17 05 2018

da2a4c4015f37dcd15015a2bfcef2a2dA take on a small section of my recent book, The Effective Scientist, about the importance of music in science.

I don’t know any scientists who don’t love music, and I will go out on a limb by stating that most of us probably combine our science activities with music during the quieter times in front of the computer.

One tool that can effectively mask distractions when writing or coding, especially noisy ones, is music. I consider my earphones to be an essential tool of the science trade, for they allow me to ‘tune out’ as I ‘tune in’ to my favourite mood music.

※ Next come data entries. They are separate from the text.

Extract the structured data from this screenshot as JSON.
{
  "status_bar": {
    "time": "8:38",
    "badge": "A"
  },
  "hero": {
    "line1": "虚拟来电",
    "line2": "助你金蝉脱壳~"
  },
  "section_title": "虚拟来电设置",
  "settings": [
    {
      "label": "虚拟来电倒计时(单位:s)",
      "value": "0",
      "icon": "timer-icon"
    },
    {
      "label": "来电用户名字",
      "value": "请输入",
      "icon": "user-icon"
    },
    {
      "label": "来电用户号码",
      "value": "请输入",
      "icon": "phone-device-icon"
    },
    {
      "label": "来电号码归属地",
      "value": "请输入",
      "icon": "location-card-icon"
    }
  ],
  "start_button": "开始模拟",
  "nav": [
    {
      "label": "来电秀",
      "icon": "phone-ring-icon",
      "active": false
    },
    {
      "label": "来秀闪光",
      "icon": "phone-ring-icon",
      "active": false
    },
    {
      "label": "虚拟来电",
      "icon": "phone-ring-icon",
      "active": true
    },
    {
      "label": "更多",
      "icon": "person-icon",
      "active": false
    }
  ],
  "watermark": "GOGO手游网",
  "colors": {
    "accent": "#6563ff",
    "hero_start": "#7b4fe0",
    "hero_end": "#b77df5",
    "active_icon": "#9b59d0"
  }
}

However, a little caution is required here. If the music is set to loud to mask the ambient noises that you are presently finding annoying, you might discover that your capacity to concentrate is reduced. The style of music is also important. When I am writing actual text, anything that could induce the slightest foot tapping or head banging tends to send me off into space; I prefer something light and instrumental in these circumstances, like Vivaldi, Mozart, or Miles Davis.

On the contrary, if I am merely transcribing data, coding, analysing, or creating display items, then I tend to go more for heavy metal or electronica to set an intense pace. While this is absolutely a personal choice, you might do well inevitably to find some combination of music styles that works best for you.

I’m going to use this occasion though to list my top-10 metal/hard-core tracks that I find particularly good for coding. Somehow for me, heavy metal and coding go together like Vegemite and toast (but the combination doesn’t work for writing papers, although at this very moment I’m listen to some of the tracks listed below). This list is also a little window into my own frustration with the Anthropocene and the political inertia about limiting the damage we humans are doing to our own life-support system.

In no particular order, here are my top-10 heavy-metal/coding/angst/frustration tunes (listen to the lyrics — they help): Read the rest of this entry »